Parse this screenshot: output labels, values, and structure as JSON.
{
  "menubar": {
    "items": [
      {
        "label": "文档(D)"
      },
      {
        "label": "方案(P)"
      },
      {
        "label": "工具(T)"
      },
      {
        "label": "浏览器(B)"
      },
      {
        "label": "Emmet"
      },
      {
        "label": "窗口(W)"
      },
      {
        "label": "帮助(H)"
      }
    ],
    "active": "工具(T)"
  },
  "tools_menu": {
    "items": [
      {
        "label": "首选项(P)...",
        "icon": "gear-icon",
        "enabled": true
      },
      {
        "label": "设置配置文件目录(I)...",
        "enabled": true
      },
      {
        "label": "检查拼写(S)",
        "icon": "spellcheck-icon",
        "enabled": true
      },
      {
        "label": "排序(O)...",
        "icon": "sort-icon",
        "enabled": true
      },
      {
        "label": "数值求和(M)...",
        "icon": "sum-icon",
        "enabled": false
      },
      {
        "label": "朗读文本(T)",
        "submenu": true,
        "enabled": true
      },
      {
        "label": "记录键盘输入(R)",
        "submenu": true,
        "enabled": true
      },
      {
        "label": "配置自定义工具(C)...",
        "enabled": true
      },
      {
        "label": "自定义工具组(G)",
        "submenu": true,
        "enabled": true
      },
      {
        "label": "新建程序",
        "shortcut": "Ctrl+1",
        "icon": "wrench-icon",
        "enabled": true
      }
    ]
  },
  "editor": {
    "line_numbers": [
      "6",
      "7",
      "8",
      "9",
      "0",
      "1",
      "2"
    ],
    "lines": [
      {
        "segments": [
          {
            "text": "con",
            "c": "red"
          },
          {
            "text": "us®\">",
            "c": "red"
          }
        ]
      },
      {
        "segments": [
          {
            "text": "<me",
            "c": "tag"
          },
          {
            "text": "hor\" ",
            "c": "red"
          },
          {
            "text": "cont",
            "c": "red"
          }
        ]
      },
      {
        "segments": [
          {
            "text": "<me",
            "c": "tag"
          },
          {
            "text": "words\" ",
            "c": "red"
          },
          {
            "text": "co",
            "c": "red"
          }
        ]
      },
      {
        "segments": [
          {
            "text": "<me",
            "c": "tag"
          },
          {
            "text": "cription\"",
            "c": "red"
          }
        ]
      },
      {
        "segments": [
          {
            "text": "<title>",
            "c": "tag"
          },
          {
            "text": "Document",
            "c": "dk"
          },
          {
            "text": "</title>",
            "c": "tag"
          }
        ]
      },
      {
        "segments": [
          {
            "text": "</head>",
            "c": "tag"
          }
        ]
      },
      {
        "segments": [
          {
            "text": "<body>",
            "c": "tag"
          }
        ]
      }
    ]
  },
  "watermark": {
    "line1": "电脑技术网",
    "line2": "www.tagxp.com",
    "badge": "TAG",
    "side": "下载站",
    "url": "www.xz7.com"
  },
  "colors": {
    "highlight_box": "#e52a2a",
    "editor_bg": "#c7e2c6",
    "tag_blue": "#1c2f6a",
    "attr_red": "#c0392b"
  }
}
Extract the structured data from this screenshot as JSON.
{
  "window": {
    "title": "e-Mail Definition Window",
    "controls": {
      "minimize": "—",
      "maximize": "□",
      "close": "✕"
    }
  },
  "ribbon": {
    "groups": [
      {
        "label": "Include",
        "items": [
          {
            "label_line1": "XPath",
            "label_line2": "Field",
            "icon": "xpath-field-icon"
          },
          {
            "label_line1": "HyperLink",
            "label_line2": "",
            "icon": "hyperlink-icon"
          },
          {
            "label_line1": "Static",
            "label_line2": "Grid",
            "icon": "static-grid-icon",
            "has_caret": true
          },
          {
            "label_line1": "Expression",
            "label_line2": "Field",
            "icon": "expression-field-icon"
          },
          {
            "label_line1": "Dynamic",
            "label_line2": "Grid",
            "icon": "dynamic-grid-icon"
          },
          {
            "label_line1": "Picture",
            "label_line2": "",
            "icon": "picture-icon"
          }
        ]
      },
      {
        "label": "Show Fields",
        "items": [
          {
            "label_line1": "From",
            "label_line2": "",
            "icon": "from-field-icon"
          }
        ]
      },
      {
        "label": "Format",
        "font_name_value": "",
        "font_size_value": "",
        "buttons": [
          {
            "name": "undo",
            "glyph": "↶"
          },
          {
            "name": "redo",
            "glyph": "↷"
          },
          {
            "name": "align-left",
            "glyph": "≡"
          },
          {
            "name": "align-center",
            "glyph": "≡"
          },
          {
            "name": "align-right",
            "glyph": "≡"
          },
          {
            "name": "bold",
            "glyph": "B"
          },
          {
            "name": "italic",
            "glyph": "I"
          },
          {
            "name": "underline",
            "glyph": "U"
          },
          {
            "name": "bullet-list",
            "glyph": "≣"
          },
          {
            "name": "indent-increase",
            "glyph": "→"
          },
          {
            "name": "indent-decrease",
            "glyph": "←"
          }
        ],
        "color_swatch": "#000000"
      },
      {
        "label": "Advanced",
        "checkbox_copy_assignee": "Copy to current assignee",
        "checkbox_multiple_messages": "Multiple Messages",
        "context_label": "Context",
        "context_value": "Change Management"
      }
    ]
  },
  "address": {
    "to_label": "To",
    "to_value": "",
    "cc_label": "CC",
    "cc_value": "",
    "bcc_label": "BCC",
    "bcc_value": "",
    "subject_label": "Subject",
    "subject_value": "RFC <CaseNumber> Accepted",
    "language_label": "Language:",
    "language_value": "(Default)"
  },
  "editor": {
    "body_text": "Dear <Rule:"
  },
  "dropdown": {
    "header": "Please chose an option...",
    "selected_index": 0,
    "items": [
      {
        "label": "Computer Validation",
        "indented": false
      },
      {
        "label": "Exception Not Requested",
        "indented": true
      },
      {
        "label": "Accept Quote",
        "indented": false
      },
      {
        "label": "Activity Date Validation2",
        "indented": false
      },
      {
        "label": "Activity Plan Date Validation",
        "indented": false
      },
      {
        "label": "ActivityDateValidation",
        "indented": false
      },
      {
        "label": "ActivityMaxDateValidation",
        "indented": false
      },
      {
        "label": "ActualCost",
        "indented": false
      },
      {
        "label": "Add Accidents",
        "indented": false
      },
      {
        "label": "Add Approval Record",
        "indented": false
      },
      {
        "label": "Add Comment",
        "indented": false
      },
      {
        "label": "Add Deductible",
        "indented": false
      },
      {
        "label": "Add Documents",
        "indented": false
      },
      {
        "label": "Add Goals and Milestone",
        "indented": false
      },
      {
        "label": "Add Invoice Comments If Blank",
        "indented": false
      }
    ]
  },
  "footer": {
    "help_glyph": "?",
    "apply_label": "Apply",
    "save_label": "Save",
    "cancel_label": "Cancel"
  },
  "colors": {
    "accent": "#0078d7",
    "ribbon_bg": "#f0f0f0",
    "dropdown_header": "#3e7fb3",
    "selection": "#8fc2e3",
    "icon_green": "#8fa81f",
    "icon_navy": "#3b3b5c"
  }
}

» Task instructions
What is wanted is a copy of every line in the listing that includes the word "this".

» Result
Parse this screenshot: output labels, values, and structure as JSON.
Extract the structured data from this screenshot as JSON.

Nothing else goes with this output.